Your instructions: Beginning with the first entry, restate the data word for word and leave out the images.

(Excerpts from an interface dataset)
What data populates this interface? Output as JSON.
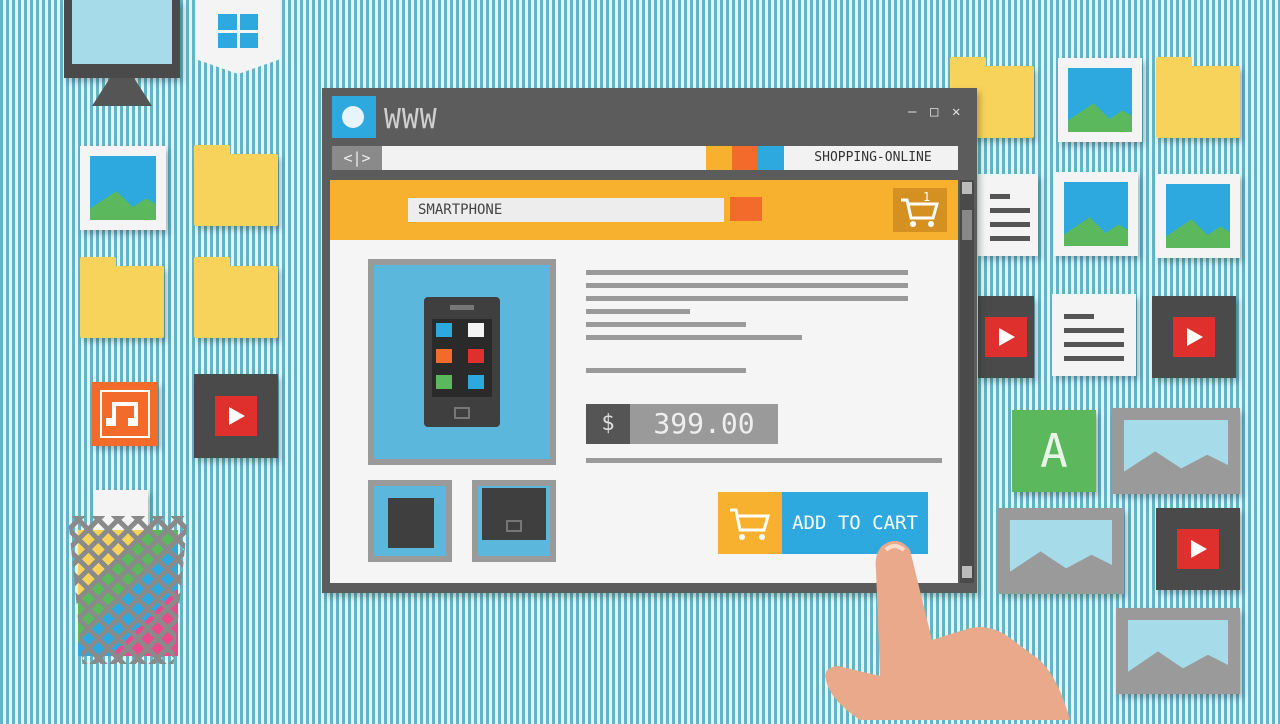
{
  "window": {
    "title": "WWW",
    "url": "SHOPPING-ONLINE",
    "nav": "<|>",
    "controls": [
      "–",
      "□",
      "✕"
    ]
  },
  "shop": {
    "search_value": "SMARTPHONE",
    "cart_count": "1",
    "price_symbol": "$",
    "price": "399.00",
    "add_to_cart": "ADD TO CART"
  },
  "desktop": {
    "icons": [
      "monitor-icon",
      "windows-icon",
      "folder-icon",
      "image-icon",
      "music-icon",
      "video-icon",
      "trash-icon",
      "document-icon",
      "font-icon"
    ],
    "font_letter": "A"
  },
  "colors": {
    "accent_orange": "#f8b12e",
    "accent_blue": "#2ea9e0",
    "window_gray": "#5c5c5c",
    "search_button": "#f26b2a"
  }
}
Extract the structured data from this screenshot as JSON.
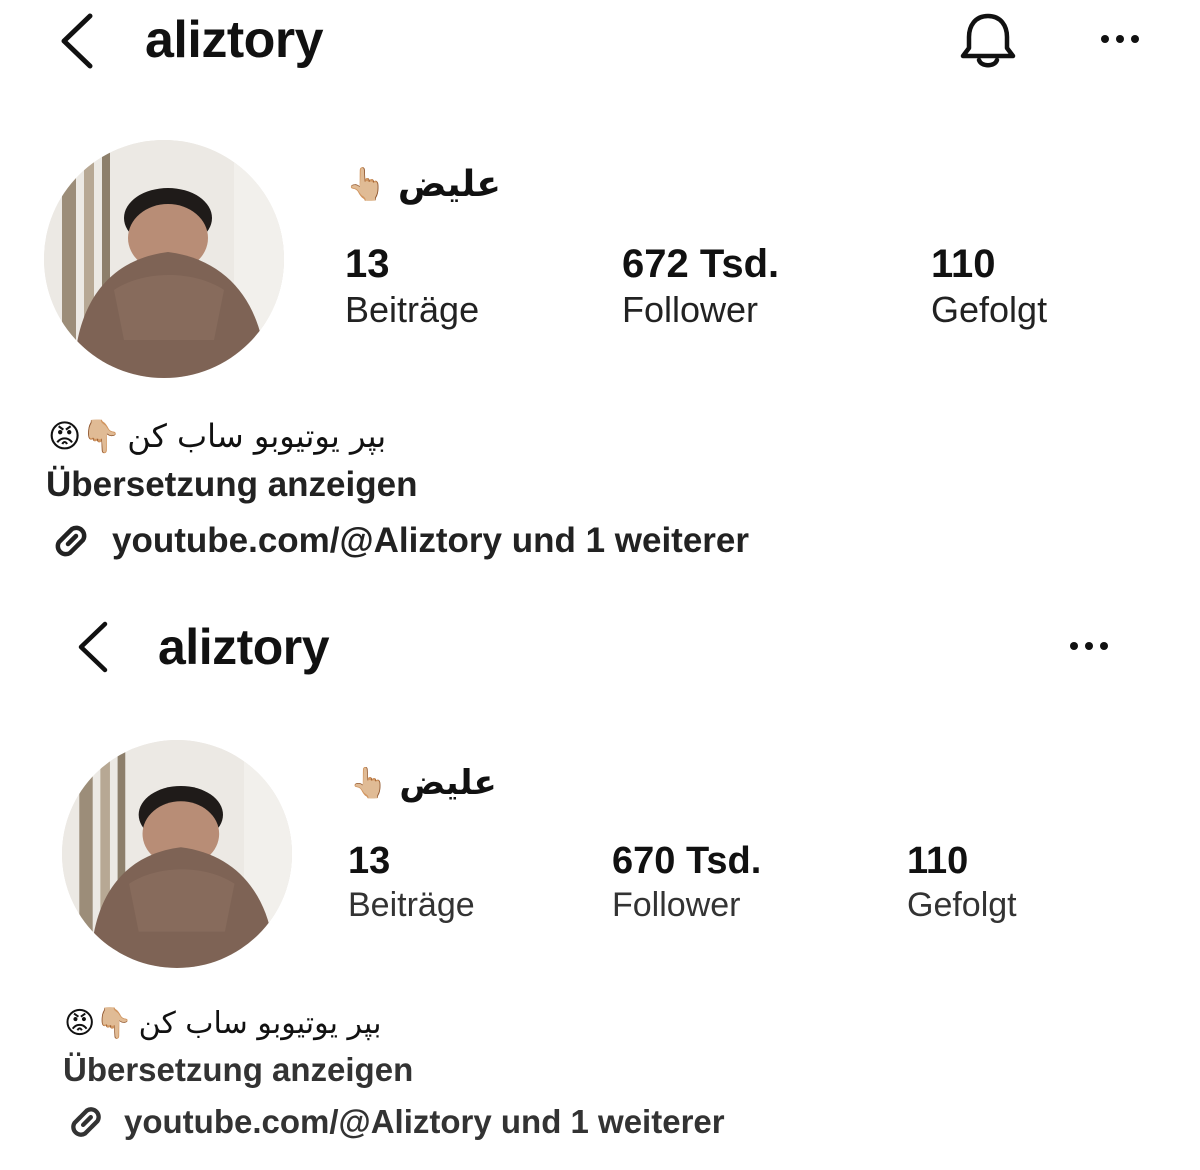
{
  "colors": {
    "text": "#111111",
    "background": "#ffffff",
    "avatar_shirt": "#7e6355",
    "avatar_hair": "#1f1b19",
    "avatar_skin": "#b88d76"
  },
  "screenshots": [
    {
      "header": {
        "back_icon": "chevron-left-icon",
        "username": "aliztory",
        "bell_icon": "bell-icon",
        "more_icon": "more-horizontal-icon"
      },
      "profile": {
        "display_name": "عليض",
        "display_name_emoji": "👆🏼",
        "stats": [
          {
            "value": "13",
            "label": "Beiträge"
          },
          {
            "value": "672 Tsd.",
            "label": "Follower"
          },
          {
            "value": "110",
            "label": "Gefolgt"
          }
        ],
        "bio_text": "بپر یوتیوبو ساب کن",
        "bio_emojis": "😡👇🏼",
        "translate_label": "Übersetzung anzeigen",
        "link_icon": "link-icon",
        "link_text": "youtube.com/@Aliztory und 1 weiterer"
      }
    },
    {
      "header": {
        "back_icon": "chevron-left-icon",
        "username": "aliztory",
        "more_icon": "more-horizontal-icon"
      },
      "profile": {
        "display_name": "عليض",
        "display_name_emoji": "👆🏼",
        "stats": [
          {
            "value": "13",
            "label": "Beiträge"
          },
          {
            "value": "670 Tsd.",
            "label": "Follower"
          },
          {
            "value": "110",
            "label": "Gefolgt"
          }
        ],
        "bio_text": "بپر یوتیوبو ساب کن",
        "bio_emojis": "😡👇🏼",
        "translate_label": "Übersetzung anzeigen",
        "link_icon": "link-icon",
        "link_text": "youtube.com/@Aliztory und 1 weiterer"
      }
    }
  ]
}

Answer space:
What data populates this interface? Output as JSON.
{
  "window": {
    "title": "WWW",
    "url": "SHOPPING-ONLINE",
    "nav": "<|>",
    "controls": [
      "–",
      "□",
      "✕"
    ]
  },
  "shop": {
    "search_value": "SMARTPHONE",
    "cart_count": "1",
    "price_symbol": "$",
    "price": "399.00",
    "add_to_cart": "ADD TO CART"
  },
  "desktop": {
    "icons": [
      "monitor-icon",
      "windows-icon",
      "folder-icon",
      "image-icon",
      "music-icon",
      "video-icon",
      "trash-icon",
      "document-icon",
      "font-icon"
    ],
    "font_letter": "A"
  },
  "colors": {
    "accent_orange": "#f8b12e",
    "accent_blue": "#2ea9e0",
    "window_gray": "#5c5c5c",
    "search_button": "#f26b2a"
  }
}
Extract the structured data from this screenshot as JSON.
{
  "colors": {
    "text": "#111111",
    "background": "#ffffff",
    "avatar_shirt": "#7e6355",
    "avatar_hair": "#1f1b19",
    "avatar_skin": "#b88d76"
  },
  "screenshots": [
    {
      "header": {
        "back_icon": "chevron-left-icon",
        "username": "aliztory",
        "bell_icon": "bell-icon",
        "more_icon": "more-horizontal-icon"
      },
      "profile": {
        "display_name": "عليض",
        "display_name_emoji": "👆🏼",
        "stats": [
          {
            "value": "13",
            "label": "Beiträge"
          },
          {
            "value": "672 Tsd.",
            "label": "Follower"
          },
          {
            "value": "110",
            "label": "Gefolgt"
          }
        ],
        "bio_text": "بپر یوتیوبو ساب کن",
        "bio_emojis": "😡👇🏼",
        "translate_label": "Übersetzung anzeigen",
        "link_icon": "link-icon",
        "link_text": "youtube.com/@Aliztory und 1 weiterer"
      }
    },
    {
      "header": {
        "back_icon": "chevron-left-icon",
        "username": "aliztory",
        "more_icon": "more-horizontal-icon"
      },
      "profile": {
        "display_name": "عليض",
        "display_name_emoji": "👆🏼",
        "stats": [
          {
            "value": "13",
            "label": "Beiträge"
          },
          {
            "value": "670 Tsd.",
            "label": "Follower"
          },
          {
            "value": "110",
            "label": "Gefolgt"
          }
        ],
        "bio_text": "بپر یوتیوبو ساب کن",
        "bio_emojis": "😡👇🏼",
        "translate_label": "Übersetzung anzeigen",
        "link_icon": "link-icon",
        "link_text": "youtube.com/@Aliztory und 1 weiterer"
      }
    }
  ]
}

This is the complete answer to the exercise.